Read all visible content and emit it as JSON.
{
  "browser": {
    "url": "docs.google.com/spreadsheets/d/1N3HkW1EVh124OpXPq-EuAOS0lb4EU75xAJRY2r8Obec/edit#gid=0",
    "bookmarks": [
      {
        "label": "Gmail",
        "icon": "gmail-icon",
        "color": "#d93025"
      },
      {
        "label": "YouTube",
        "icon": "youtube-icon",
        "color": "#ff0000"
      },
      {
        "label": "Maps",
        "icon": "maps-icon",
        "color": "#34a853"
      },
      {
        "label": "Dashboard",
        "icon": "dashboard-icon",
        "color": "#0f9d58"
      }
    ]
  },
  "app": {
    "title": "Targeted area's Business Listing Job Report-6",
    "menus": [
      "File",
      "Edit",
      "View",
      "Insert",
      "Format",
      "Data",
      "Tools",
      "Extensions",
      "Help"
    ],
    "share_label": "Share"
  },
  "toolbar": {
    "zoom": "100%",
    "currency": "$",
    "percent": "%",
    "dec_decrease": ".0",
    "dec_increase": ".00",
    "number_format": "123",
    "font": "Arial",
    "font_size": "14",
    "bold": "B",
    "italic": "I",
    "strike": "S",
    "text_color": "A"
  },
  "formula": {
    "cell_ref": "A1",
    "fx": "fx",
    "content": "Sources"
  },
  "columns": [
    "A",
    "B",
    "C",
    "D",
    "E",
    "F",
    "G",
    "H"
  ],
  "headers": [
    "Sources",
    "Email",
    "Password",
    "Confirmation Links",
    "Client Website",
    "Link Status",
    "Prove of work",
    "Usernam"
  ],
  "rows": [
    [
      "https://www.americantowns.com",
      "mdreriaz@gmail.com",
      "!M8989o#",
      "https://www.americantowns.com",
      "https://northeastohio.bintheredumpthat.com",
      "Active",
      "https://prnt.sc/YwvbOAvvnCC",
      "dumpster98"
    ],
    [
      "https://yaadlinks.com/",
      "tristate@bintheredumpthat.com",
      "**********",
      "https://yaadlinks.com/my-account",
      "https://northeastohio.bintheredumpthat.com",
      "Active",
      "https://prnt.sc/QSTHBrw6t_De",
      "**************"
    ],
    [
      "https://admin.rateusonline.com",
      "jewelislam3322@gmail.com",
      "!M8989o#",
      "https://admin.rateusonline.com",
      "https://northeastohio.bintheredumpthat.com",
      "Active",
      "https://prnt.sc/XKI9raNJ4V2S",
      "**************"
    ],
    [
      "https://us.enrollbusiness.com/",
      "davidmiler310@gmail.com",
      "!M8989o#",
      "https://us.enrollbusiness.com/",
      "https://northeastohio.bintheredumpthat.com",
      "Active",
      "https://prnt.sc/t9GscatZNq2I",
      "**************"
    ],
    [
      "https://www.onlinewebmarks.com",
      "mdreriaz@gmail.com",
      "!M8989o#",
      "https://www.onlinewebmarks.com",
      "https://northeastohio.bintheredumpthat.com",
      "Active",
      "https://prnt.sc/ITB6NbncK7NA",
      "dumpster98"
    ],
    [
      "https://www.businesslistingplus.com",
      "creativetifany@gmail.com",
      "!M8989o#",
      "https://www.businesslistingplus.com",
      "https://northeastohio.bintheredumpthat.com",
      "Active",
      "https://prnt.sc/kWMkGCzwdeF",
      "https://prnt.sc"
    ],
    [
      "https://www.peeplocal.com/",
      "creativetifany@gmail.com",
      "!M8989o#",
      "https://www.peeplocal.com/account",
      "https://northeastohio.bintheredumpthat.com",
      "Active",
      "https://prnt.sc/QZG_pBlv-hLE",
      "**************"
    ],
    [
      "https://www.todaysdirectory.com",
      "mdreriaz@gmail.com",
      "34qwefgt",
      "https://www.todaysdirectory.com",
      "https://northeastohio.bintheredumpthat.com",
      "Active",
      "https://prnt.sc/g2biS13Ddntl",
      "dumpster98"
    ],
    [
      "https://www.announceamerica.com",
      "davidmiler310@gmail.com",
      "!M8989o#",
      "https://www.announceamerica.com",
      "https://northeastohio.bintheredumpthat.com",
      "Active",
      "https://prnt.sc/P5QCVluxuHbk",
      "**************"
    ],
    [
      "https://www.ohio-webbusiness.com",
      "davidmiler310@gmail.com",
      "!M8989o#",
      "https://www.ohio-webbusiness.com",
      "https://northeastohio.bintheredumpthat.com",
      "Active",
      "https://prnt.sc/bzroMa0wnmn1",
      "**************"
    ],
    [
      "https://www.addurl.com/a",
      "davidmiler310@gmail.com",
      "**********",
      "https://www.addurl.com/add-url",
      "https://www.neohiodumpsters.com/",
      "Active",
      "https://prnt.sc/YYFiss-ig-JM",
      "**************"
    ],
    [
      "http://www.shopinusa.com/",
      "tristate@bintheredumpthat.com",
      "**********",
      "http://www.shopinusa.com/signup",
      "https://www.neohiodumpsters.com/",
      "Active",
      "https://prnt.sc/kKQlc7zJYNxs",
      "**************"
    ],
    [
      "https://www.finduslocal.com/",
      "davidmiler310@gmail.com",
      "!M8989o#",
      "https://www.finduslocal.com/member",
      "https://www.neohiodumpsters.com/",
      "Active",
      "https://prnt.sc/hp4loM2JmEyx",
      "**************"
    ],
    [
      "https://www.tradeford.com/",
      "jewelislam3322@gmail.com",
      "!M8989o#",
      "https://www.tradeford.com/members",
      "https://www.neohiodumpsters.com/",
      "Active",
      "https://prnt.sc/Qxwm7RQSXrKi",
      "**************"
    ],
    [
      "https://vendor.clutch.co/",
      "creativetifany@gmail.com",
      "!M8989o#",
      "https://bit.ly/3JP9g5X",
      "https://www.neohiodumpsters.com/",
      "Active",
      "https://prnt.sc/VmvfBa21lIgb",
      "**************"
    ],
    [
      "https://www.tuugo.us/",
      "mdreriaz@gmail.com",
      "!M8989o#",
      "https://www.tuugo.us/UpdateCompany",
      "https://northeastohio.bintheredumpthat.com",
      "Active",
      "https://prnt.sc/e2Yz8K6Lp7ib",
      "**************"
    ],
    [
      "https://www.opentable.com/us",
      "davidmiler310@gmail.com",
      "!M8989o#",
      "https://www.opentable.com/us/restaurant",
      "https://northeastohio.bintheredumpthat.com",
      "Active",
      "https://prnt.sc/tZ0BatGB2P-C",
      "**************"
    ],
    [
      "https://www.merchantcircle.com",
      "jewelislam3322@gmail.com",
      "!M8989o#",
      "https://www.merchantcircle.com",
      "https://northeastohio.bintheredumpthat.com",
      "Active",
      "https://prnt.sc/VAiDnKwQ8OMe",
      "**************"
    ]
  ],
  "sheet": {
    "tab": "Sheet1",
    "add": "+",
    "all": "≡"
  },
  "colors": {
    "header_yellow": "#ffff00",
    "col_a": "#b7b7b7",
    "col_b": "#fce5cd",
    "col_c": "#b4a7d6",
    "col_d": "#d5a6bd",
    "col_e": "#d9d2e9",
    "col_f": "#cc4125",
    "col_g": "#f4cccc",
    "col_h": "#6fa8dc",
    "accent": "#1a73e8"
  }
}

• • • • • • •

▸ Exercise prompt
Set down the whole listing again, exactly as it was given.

▸ Answer to this exercise
Read all visible content and emit it as JSON.
{
  "browser": {
    "url": "docs.google.com/spreadsheets/d/1N3HkW1EVh124OpXPq-EuAOS0lb4EU75xAJRY2r8Obec/edit#gid=0",
    "bookmarks": [
      {
        "label": "Gmail",
        "icon": "gmail-icon",
        "color": "#d93025"
      },
      {
        "label": "YouTube",
        "icon": "youtube-icon",
        "color": "#ff0000"
      },
      {
        "label": "Maps",
        "icon": "maps-icon",
        "color": "#34a853"
      },
      {
        "label": "Dashboard",
        "icon": "dashboard-icon",
        "color": "#0f9d58"
      }
    ]
  },
  "app": {
    "title": "Targeted area's Business Listing Job Report-6",
    "menus": [
      "File",
      "Edit",
      "View",
      "Insert",
      "Format",
      "Data",
      "Tools",
      "Extensions",
      "Help"
    ],
    "share_label": "Share"
  },
  "toolbar": {
    "zoom": "100%",
    "currency": "$",
    "percent": "%",
    "dec_decrease": ".0",
    "dec_increase": ".00",
    "number_format": "123",
    "font": "Arial",
    "font_size": "14",
    "bold": "B",
    "italic": "I",
    "strike": "S",
    "text_color": "A"
  },
  "formula": {
    "cell_ref": "A1",
    "fx": "fx",
    "content": "Sources"
  },
  "columns": [
    "A",
    "B",
    "C",
    "D",
    "E",
    "F",
    "G",
    "H"
  ],
  "headers": [
    "Sources",
    "Email",
    "Password",
    "Confirmation Links",
    "Client Website",
    "Link Status",
    "Prove of work",
    "Usernam"
  ],
  "rows": [
    [
      "https://www.americantowns.com",
      "mdreriaz@gmail.com",
      "!M8989o#",
      "https://www.americantowns.com",
      "https://northeastohio.bintheredumpthat.com",
      "Active",
      "https://prnt.sc/YwvbOAvvnCC",
      "dumpster98"
    ],
    [
      "https://yaadlinks.com/",
      "tristate@bintheredumpthat.com",
      "**********",
      "https://yaadlinks.com/my-account",
      "https://northeastohio.bintheredumpthat.com",
      "Active",
      "https://prnt.sc/QSTHBrw6t_De",
      "**************"
    ],
    [
      "https://admin.rateusonline.com",
      "jewelislam3322@gmail.com",
      "!M8989o#",
      "https://admin.rateusonline.com",
      "https://northeastohio.bintheredumpthat.com",
      "Active",
      "https://prnt.sc/XKI9raNJ4V2S",
      "**************"
    ],
    [
      "https://us.enrollbusiness.com/",
      "davidmiler310@gmail.com",
      "!M8989o#",
      "https://us.enrollbusiness.com/",
      "https://northeastohio.bintheredumpthat.com",
      "Active",
      "https://prnt.sc/t9GscatZNq2I",
      "**************"
    ],
    [
      "https://www.onlinewebmarks.com",
      "mdreriaz@gmail.com",
      "!M8989o#",
      "https://www.onlinewebmarks.com",
      "https://northeastohio.bintheredumpthat.com",
      "Active",
      "https://prnt.sc/ITB6NbncK7NA",
      "dumpster98"
    ],
    [
      "https://www.businesslistingplus.com",
      "creativetifany@gmail.com",
      "!M8989o#",
      "https://www.businesslistingplus.com",
      "https://northeastohio.bintheredumpthat.com",
      "Active",
      "https://prnt.sc/kWMkGCzwdeF",
      "https://prnt.sc"
    ],
    [
      "https://www.peeplocal.com/",
      "creativetifany@gmail.com",
      "!M8989o#",
      "https://www.peeplocal.com/account",
      "https://northeastohio.bintheredumpthat.com",
      "Active",
      "https://prnt.sc/QZG_pBlv-hLE",
      "**************"
    ],
    [
      "https://www.todaysdirectory.com",
      "mdreriaz@gmail.com",
      "34qwefgt",
      "https://www.todaysdirectory.com",
      "https://northeastohio.bintheredumpthat.com",
      "Active",
      "https://prnt.sc/g2biS13Ddntl",
      "dumpster98"
    ],
    [
      "https://www.announceamerica.com",
      "davidmiler310@gmail.com",
      "!M8989o#",
      "https://www.announceamerica.com",
      "https://northeastohio.bintheredumpthat.com",
      "Active",
      "https://prnt.sc/P5QCVluxuHbk",
      "**************"
    ],
    [
      "https://www.ohio-webbusiness.com",
      "davidmiler310@gmail.com",
      "!M8989o#",
      "https://www.ohio-webbusiness.com",
      "https://northeastohio.bintheredumpthat.com",
      "Active",
      "https://prnt.sc/bzroMa0wnmn1",
      "**************"
    ],
    [
      "https://www.addurl.com/a",
      "davidmiler310@gmail.com",
      "**********",
      "https://www.addurl.com/add-url",
      "https://www.neohiodumpsters.com/",
      "Active",
      "https://prnt.sc/YYFiss-ig-JM",
      "**************"
    ],
    [
      "http://www.shopinusa.com/",
      "tristate@bintheredumpthat.com",
      "**********",
      "http://www.shopinusa.com/signup",
      "https://www.neohiodumpsters.com/",
      "Active",
      "https://prnt.sc/kKQlc7zJYNxs",
      "**************"
    ],
    [
      "https://www.finduslocal.com/",
      "davidmiler310@gmail.com",
      "!M8989o#",
      "https://www.finduslocal.com/member",
      "https://www.neohiodumpsters.com/",
      "Active",
      "https://prnt.sc/hp4loM2JmEyx",
      "**************"
    ],
    [
      "https://www.tradeford.com/",
      "jewelislam3322@gmail.com",
      "!M8989o#",
      "https://www.tradeford.com/members",
      "https://www.neohiodumpsters.com/",
      "Active",
      "https://prnt.sc/Qxwm7RQSXrKi",
      "**************"
    ],
    [
      "https://vendor.clutch.co/",
      "creativetifany@gmail.com",
      "!M8989o#",
      "https://bit.ly/3JP9g5X",
      "https://www.neohiodumpsters.com/",
      "Active",
      "https://prnt.sc/VmvfBa21lIgb",
      "**************"
    ],
    [
      "https://www.tuugo.us/",
      "mdreriaz@gmail.com",
      "!M8989o#",
      "https://www.tuugo.us/UpdateCompany",
      "https://northeastohio.bintheredumpthat.com",
      "Active",
      "https://prnt.sc/e2Yz8K6Lp7ib",
      "**************"
    ],
    [
      "https://www.opentable.com/us",
      "davidmiler310@gmail.com",
      "!M8989o#",
      "https://www.opentable.com/us/restaurant",
      "https://northeastohio.bintheredumpthat.com",
      "Active",
      "https://prnt.sc/tZ0BatGB2P-C",
      "**************"
    ],
    [
      "https://www.merchantcircle.com",
      "jewelislam3322@gmail.com",
      "!M8989o#",
      "https://www.merchantcircle.com",
      "https://northeastohio.bintheredumpthat.com",
      "Active",
      "https://prnt.sc/VAiDnKwQ8OMe",
      "**************"
    ]
  ],
  "sheet": {
    "tab": "Sheet1",
    "add": "+",
    "all": "≡"
  },
  "colors": {
    "header_yellow": "#ffff00",
    "col_a": "#b7b7b7",
    "col_b": "#fce5cd",
    "col_c": "#b4a7d6",
    "col_d": "#d5a6bd",
    "col_e": "#d9d2e9",
    "col_f": "#cc4125",
    "col_g": "#f4cccc",
    "col_h": "#6fa8dc",
    "accent": "#1a73e8"
  }
}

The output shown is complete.